#18 – The Dilemma – 1982

Written by Russell Burrows:

Now just what does a person do when they have stumbled onto something like this? Should you make a mad dash to the local newspapers and report the fact that a cave has been discovered? I would advise against it, at least until you know more about it. At the time I didn’t know whose land it was on, and there is always the possibility of hordes of curious people crowding in. Things could disappear at a rapid rate before somebody took charge, and then it could be the wrong people. I decided to move slowly. I couldn’t let the whole world know, but I figured I should get to the proper authorities. After all, you would think there are many people in the relevant scientific fields who are out there just waiting for someone to make this kind of discovery, so that it can add one more piece to the puzzle of human existence on earth. Well, this does not seem to be the case.

It seems that what you are supposed to do is turn everything over to someone else and then fade out of the picture. Well, the find makes it a part of me, and I want to be in on each step of the discovering, not in the way, but in on it. Unless you are willing to relinquish all your rights, all your time, expense, ingenuity and efforts to the scholars and then back away from it all, you are called a fraud and a liar, or at best just a publicity seeker.

And even if you do turn it over, you are liable to be told that your discovery is of no value. Then it may lay quietly hidden away and forgotten, possibly for no other reason than that it just doesn’t fit into the over-all criteria in which academia is entrenched. Believe me, I speak from first-hand knowledge and experience. There are true open-minded, investigative scientists out there, but they seem to be in the minority. And how do you find them?

While I did not turn everything over I did try to do what I thought was the right thing.
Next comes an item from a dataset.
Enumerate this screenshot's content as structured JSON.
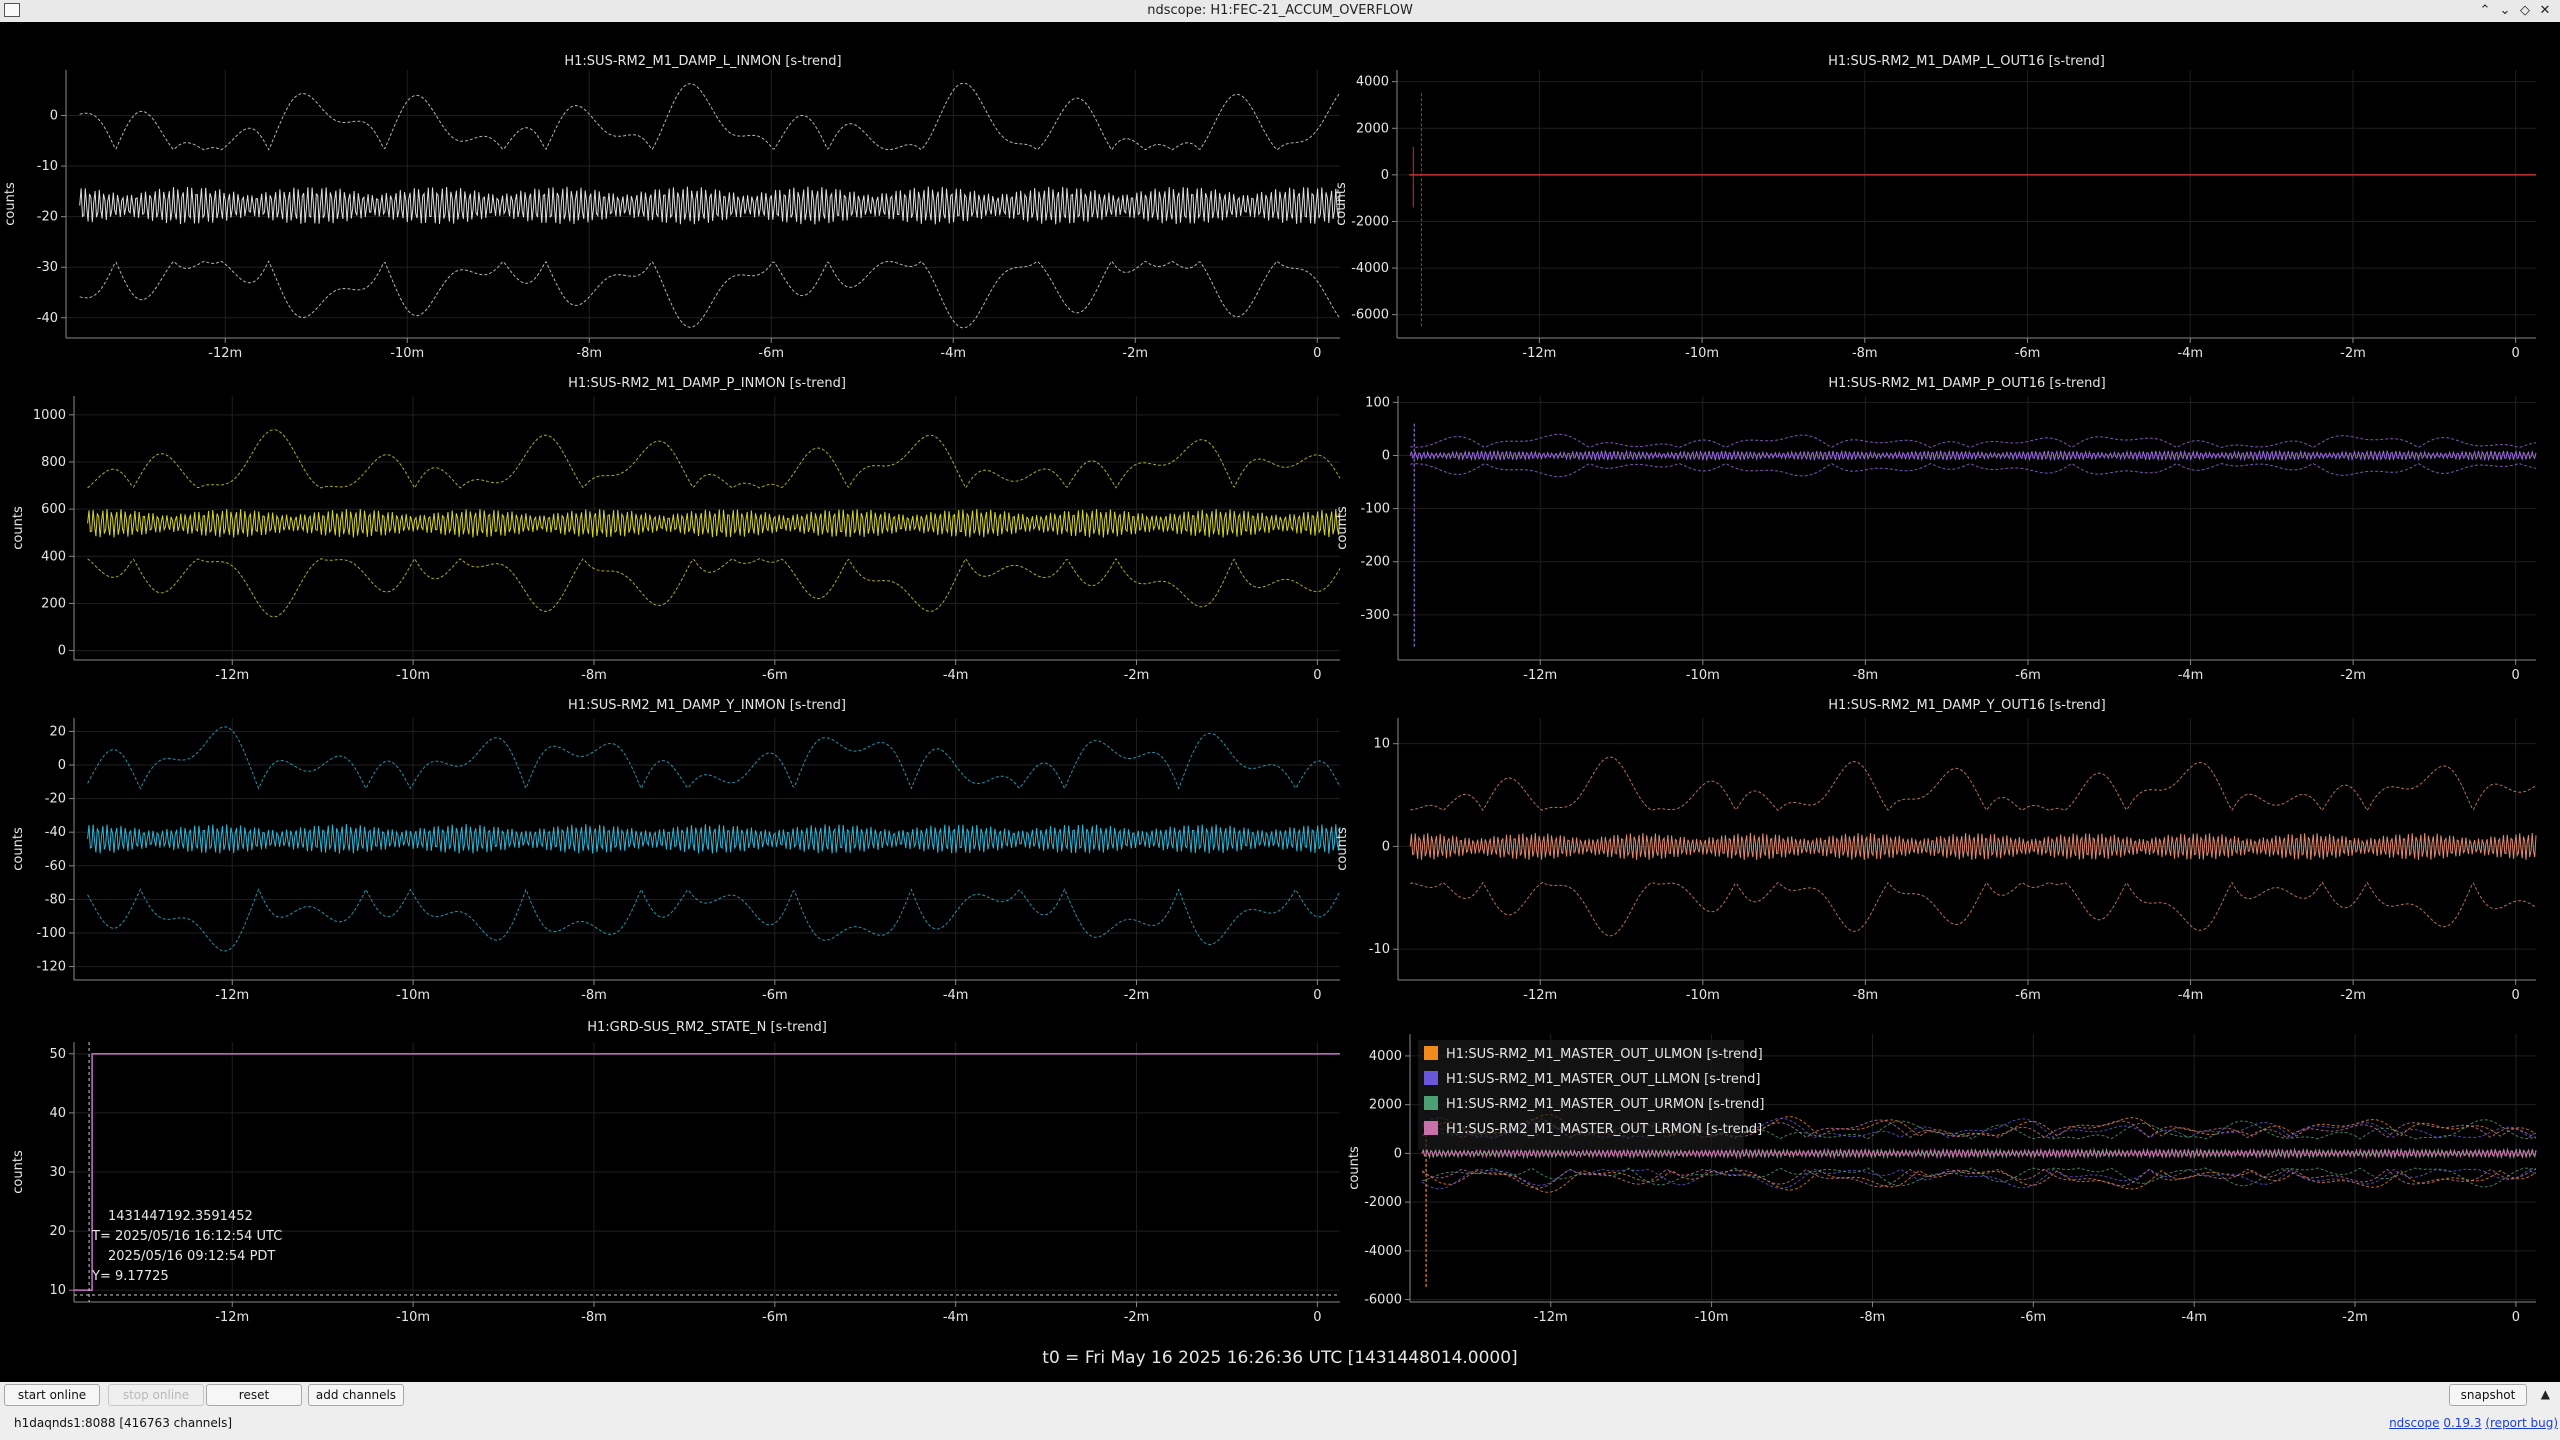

I reported the cave and its contents to some scholars, and presented some of the artifacts to them for their consideration. Their reaction was that the whole thing was a phoney, and if not phoney it certainly was not old.